An ordinance to amend §118.01 of the Fayetteville City Code regarding the applicability of regulations for short term rentals. The amendment proposes to reduce the citywide density cap for short term rentals to 475 units. Additionally, an emergency declaration is made in relation to this amendment.
Pass 6-0

This ordinance would lower the cap on the total number of short-term rentals allowed in the city from 2% of all housing units in the city to a maximum of 475 Type 2 rentals.

With nearly 45,000 dwelling units in the city, the existing cap results in about 900 short-term rentals allowed.

The council’s Ordinance Review Committee recently voted unanimously to recommend the change to the cap as part of an effort to manage the issue of property owners who are operating short-term rentals illegally in Fayetteville.

The council in 2021 adopted regulations that categorize short-term rentals as either Type 1 or Type 2. Type 1 rentals are homes that the owners live in, but sometimes rent out rooms. Type 2 rentals are rented all year, and have no owners living in them.

City staff said there are 392 Type 2 rentals currently registered, meaning only 83 more could be registered under the new cap.

It should be noted that the regulations – including the new cap if it’s approved – are included in a sunset clause that expires on Dec. 31 if it’s not renewed before then.

Berna said the committee came to the 475 number after meeting in the middle between those who wanted to cap the number at the current registered level and those who wanted the cap to be more than 500.

Moore agreed, and said the committee also wants to consider more changes, including how illegal rentals will be enforced.

During public comment, four people spoke in favor of the proposal. Three people – all from Cohobnb Properties – spoke against the ordinance.

The council advanced the ordinance to the third reading, and voted 6-0 to approve it. The council also voted 6-0 to approve the emergency clause that puts the ordinance into effect immediately.

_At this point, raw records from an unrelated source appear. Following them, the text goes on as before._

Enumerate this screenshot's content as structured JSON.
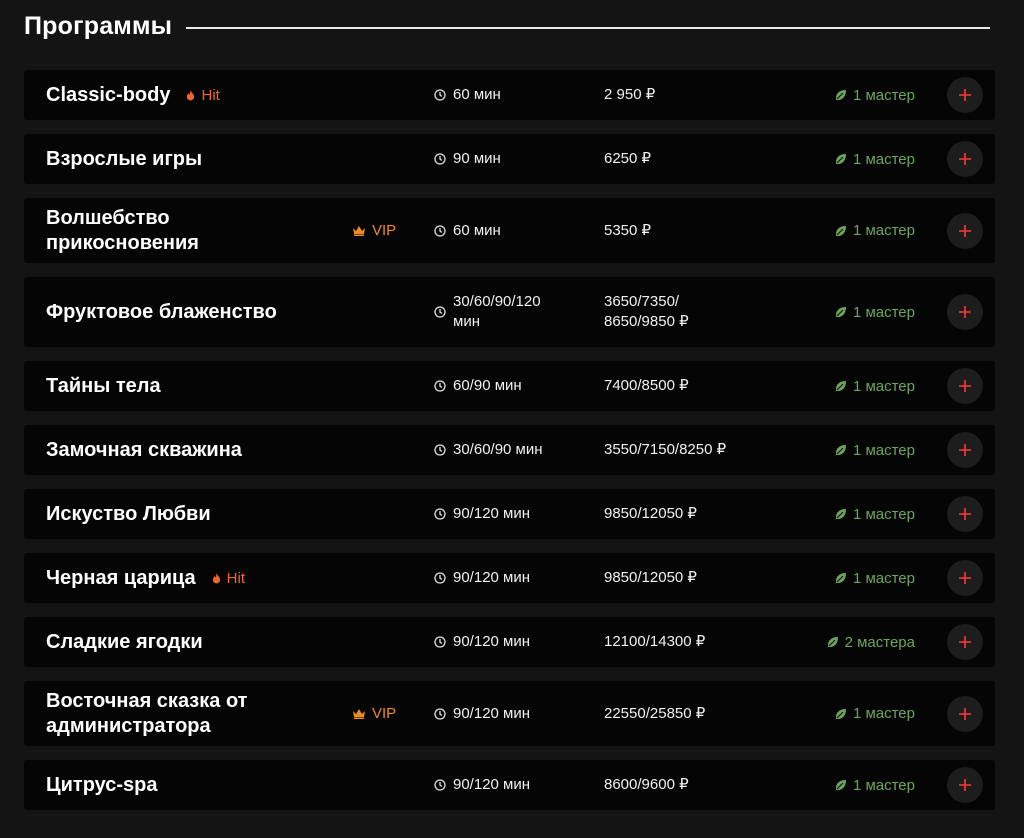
{
  "header": {
    "title": "Программы"
  },
  "colors": {
    "background": "#141414",
    "row": "#050505",
    "accent_hit": "#f3662b",
    "accent_vip": "#ea8c1e",
    "masters": "#6da65a",
    "add": "#ff3838"
  },
  "programs": [
    {
      "name": "Classic-body",
      "badge": "Hit",
      "badge_type": "hit",
      "duration": "60 мин",
      "price": "2 950 ₽",
      "masters": "1 мастер"
    },
    {
      "name": "Взрослые игры",
      "badge": "",
      "badge_type": "",
      "duration": "90 мин",
      "price": "6250 ₽",
      "masters": "1 мастер"
    },
    {
      "name": "Волшебство прикосновения",
      "badge": "VIP",
      "badge_type": "vip",
      "duration": "60 мин",
      "price": "5350 ₽",
      "masters": "1 мастер"
    },
    {
      "name": "Фруктовое блаженство",
      "badge": "",
      "badge_type": "",
      "duration": "30/60/90/120 мин",
      "price": "3650/7350/ 8650/9850 ₽",
      "masters": "1 мастер"
    },
    {
      "name": "Тайны тела",
      "badge": "",
      "badge_type": "",
      "duration": "60/90 мин",
      "price": "7400/8500 ₽",
      "masters": "1 мастер"
    },
    {
      "name": "Замочная скважина",
      "badge": "",
      "badge_type": "",
      "duration": "30/60/90 мин",
      "price": "3550/7150/8250 ₽",
      "masters": "1 мастер"
    },
    {
      "name": "Искуство Любви",
      "badge": "",
      "badge_type": "",
      "duration": "90/120 мин",
      "price": "9850/12050 ₽",
      "masters": "1 мастер"
    },
    {
      "name": "Черная царица",
      "badge": "Hit",
      "badge_type": "hit",
      "duration": "90/120 мин",
      "price": "9850/12050 ₽",
      "masters": "1 мастер"
    },
    {
      "name": "Сладкие ягодки",
      "badge": "",
      "badge_type": "",
      "duration": "90/120 мин",
      "price": "12100/14300 ₽",
      "masters": "2 мастера"
    },
    {
      "name": "Восточная сказка от администратора",
      "badge": "VIP",
      "badge_type": "vip",
      "duration": "90/120 мин",
      "price": "22550/25850 ₽",
      "masters": "1 мастер"
    },
    {
      "name": "Цитрус-spa",
      "badge": "",
      "badge_type": "",
      "duration": "90/120 мин",
      "price": "8600/9600 ₽",
      "masters": "1 мастер"
    }
  ]
}
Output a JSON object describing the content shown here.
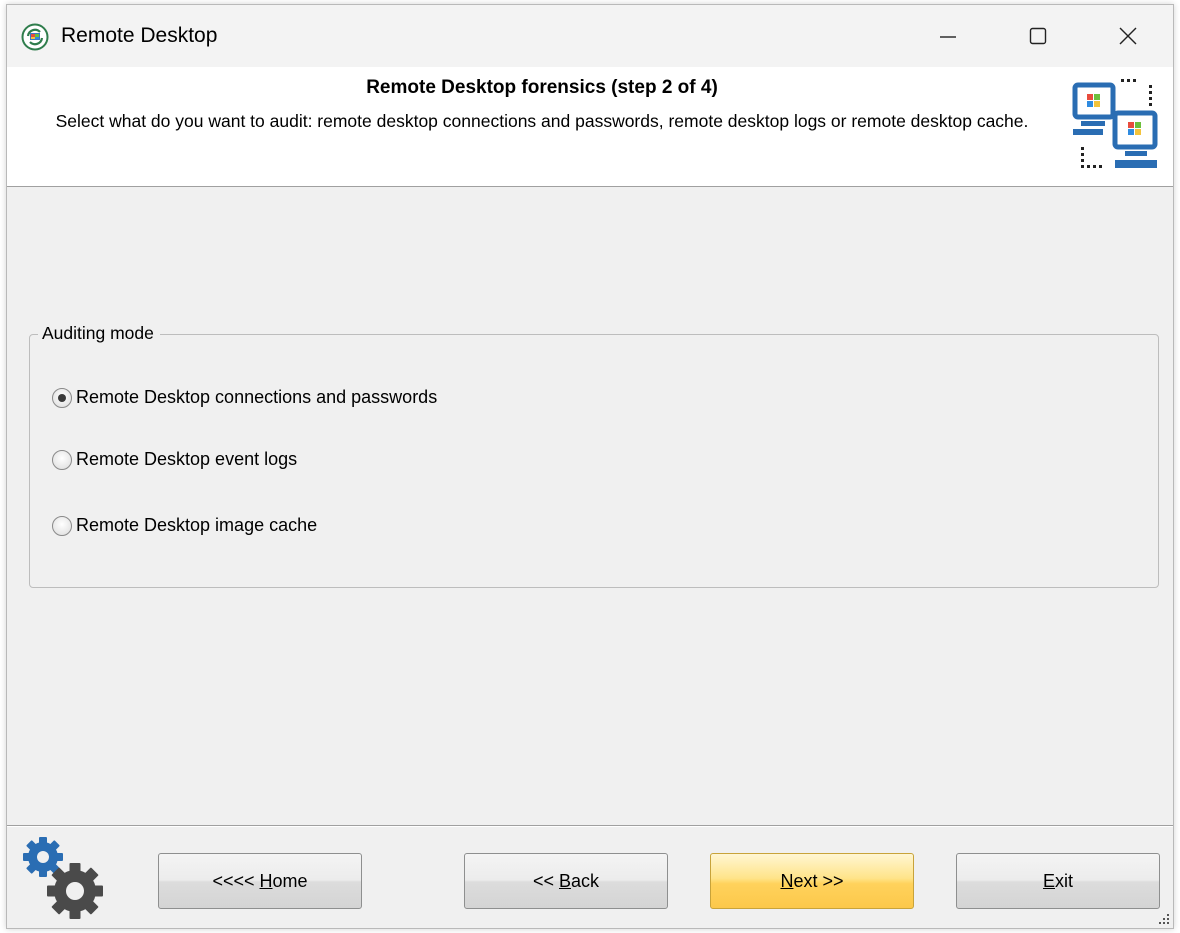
{
  "window": {
    "title": "Remote Desktop",
    "controls": {
      "minimize": "minimize",
      "maximize": "maximize",
      "close": "close"
    }
  },
  "header": {
    "title": "Remote Desktop forensics (step 2 of 4)",
    "description": "Select what do you want to audit: remote desktop connections and passwords, remote desktop logs or remote desktop cache."
  },
  "audit_group": {
    "legend": "Auditing mode",
    "options": [
      {
        "label": "Remote Desktop connections and passwords",
        "checked": true
      },
      {
        "label": "Remote Desktop event logs",
        "checked": false
      },
      {
        "label": "Remote Desktop image cache",
        "checked": false
      }
    ]
  },
  "buttons": {
    "home": {
      "prefix": "<<<< ",
      "mnemonic": "H",
      "rest": "ome"
    },
    "back": {
      "prefix": "<< ",
      "mnemonic": "B",
      "rest": "ack"
    },
    "next": {
      "prefix": "",
      "mnemonic": "N",
      "rest": "ext >>"
    },
    "exit": {
      "prefix": "",
      "mnemonic": "E",
      "rest": "xit"
    }
  },
  "colors": {
    "window_bg": "#f0f0f0",
    "header_bg": "#ffffff",
    "primary_button": "#ffd25c",
    "icon_blue": "#2a6db3"
  },
  "icons": {
    "app": "remote-desktop-app-icon",
    "header": "networked-computers-icon",
    "footer": "gears-icon"
  }
}
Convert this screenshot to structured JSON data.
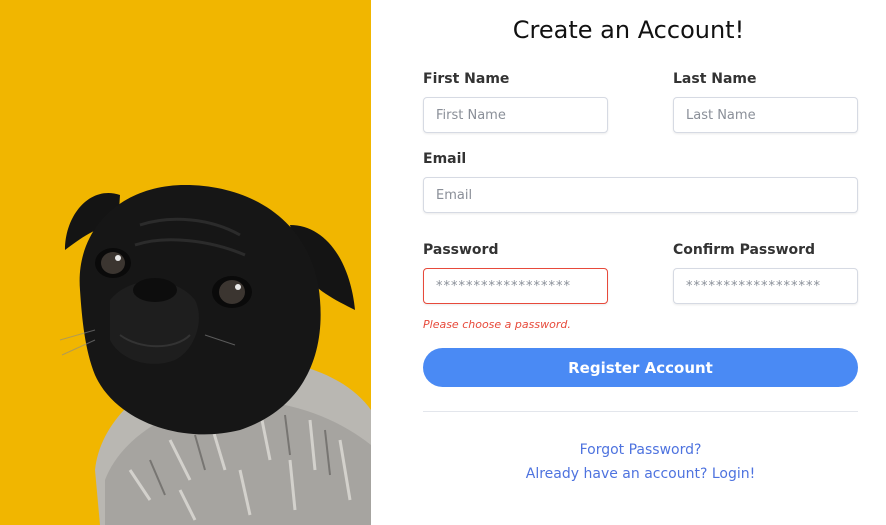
{
  "form": {
    "title": "Create an Account!",
    "first_name": {
      "label": "First Name",
      "placeholder": "First Name"
    },
    "last_name": {
      "label": "Last Name",
      "placeholder": "Last Name"
    },
    "email": {
      "label": "Email",
      "placeholder": "Email"
    },
    "password": {
      "label": "Password",
      "placeholder": "******************",
      "error": "Please choose a password."
    },
    "confirm_password": {
      "label": "Confirm Password",
      "placeholder": "******************"
    },
    "register_button": "Register Account",
    "forgot_password_link": "Forgot Password?",
    "login_link": "Already have an account? Login!"
  },
  "colors": {
    "photo_background": "#f1b600",
    "primary_button": "#4a8af4",
    "error": "#e74a3b",
    "link": "#4e73df"
  },
  "image": {
    "subject": "black pug wearing a knitted grey sweater"
  }
}
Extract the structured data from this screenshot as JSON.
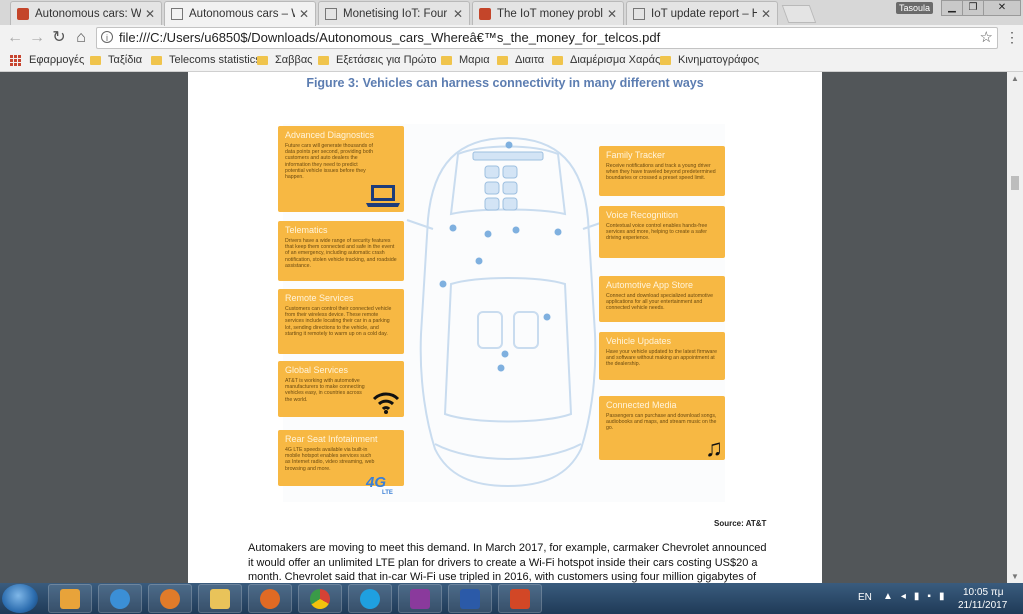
{
  "tabs": [
    {
      "title": "Autonomous cars: Where",
      "active": false,
      "favicon_color": "#c4452a"
    },
    {
      "title": "Autonomous cars – Whe",
      "active": true,
      "favicon_color": "#888888"
    },
    {
      "title": "Monetising IoT: Four ste",
      "active": false,
      "favicon_color": "#888888"
    },
    {
      "title": "The IoT money problem:",
      "active": false,
      "favicon_color": "#c4452a"
    },
    {
      "title": "IoT update report – How",
      "active": false,
      "favicon_color": "#888888"
    }
  ],
  "window": {
    "user_badge": "Tasoula"
  },
  "address_bar": {
    "url": "file:///C:/Users/u6850$/Downloads/Autonomous_cars_Whereâ€™s_the_money_for_telcos.pdf"
  },
  "bookmarks": [
    "Εφαρμογές",
    "Ταξίδια",
    "Telecoms statistics",
    "Σαββας",
    "Εξετάσεις για Πρώτο",
    "Μαρια",
    "Διαιτα",
    "Διαμέρισμα Χαράς",
    "Κινηματογράφος"
  ],
  "pdf": {
    "figure_title": "Figure 3: Vehicles can harness connectivity in many different ways",
    "cards_left": [
      {
        "title": "Advanced Diagnostics",
        "body": "Future cars will generate thousands of data points per second, providing both customers and auto dealers the information they need to predict potential vehicle issues before they happen."
      },
      {
        "title": "Telematics",
        "body": "Drivers have a wide range of security features that keep them connected and safe in the event of an emergency, including automatic crash notification, stolen vehicle tracking, and roadside assistance."
      },
      {
        "title": "Remote Services",
        "body": "Customers can control their connected vehicle from their wireless device. These remote services include locating their car in a parking lot, sending directions to the vehicle, and starting it remotely to warm up on a cold day."
      },
      {
        "title": "Global Services",
        "body": "AT&T is working with automotive manufacturers to make connecting vehicles easy, in countries across the world."
      },
      {
        "title": "Rear Seat Infotainment",
        "body": "4G LTE speeds available via built-in mobile hotspot enables services such as Internet radio, video streaming, web browsing and more."
      }
    ],
    "cards_right": [
      {
        "title": "Family Tracker",
        "body": "Receive notifications and track a young driver when they have traveled beyond predetermined boundaries or crossed a preset speed limit."
      },
      {
        "title": "Voice Recognition",
        "body": "Contextual voice control enables hands-free services and more, helping to create a safer driving experience."
      },
      {
        "title": "Automotive App Store",
        "body": "Connect and download specialized automotive applications for all your entertainment and connected vehicle needs."
      },
      {
        "title": "Vehicle Updates",
        "body": "Have your vehicle updated to the latest firmware and software without making an appointment at the dealership."
      },
      {
        "title": "Connected Media",
        "body": "Passengers can purchase and download songs, audiobooks and maps, and stream music on the go."
      }
    ],
    "badge_4g": "4G",
    "badge_lte": "LTE",
    "source": "Source: AT&T",
    "body_text": "Automakers are moving to meet this demand. In March 2017, for example, carmaker Chevrolet announced it would offer an unlimited LTE plan for drivers to create a Wi-Fi hotspot inside their cars costing US$20 a month. Chevrolet said that in-car Wi-Fi use tripled in 2016, with customers using four million gigabytes of"
  },
  "taskbar": {
    "apps": [
      {
        "name": "outlook-app",
        "color": "#e8a33a"
      },
      {
        "name": "internet-explorer-app",
        "color": "#3b8fd6"
      },
      {
        "name": "media-player-app",
        "color": "#e07b2a"
      },
      {
        "name": "file-explorer-app",
        "color": "#e9c35a"
      },
      {
        "name": "firefox-app",
        "color": "#e06a24"
      },
      {
        "name": "chrome-app",
        "color": "#3a9a48"
      },
      {
        "name": "skype-app",
        "color": "#1fa0e0"
      },
      {
        "name": "onenote-app",
        "color": "#8a3a9c"
      },
      {
        "name": "word-app",
        "color": "#2b5aa8"
      },
      {
        "name": "powerpoint-app",
        "color": "#d24726"
      }
    ],
    "language": "EN",
    "time": "10:05 πμ",
    "date": "21/11/2017"
  }
}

Meeting duration

This meeting lasted 2 hours and 31 minutes, and was adjourned at 8:01 p.m.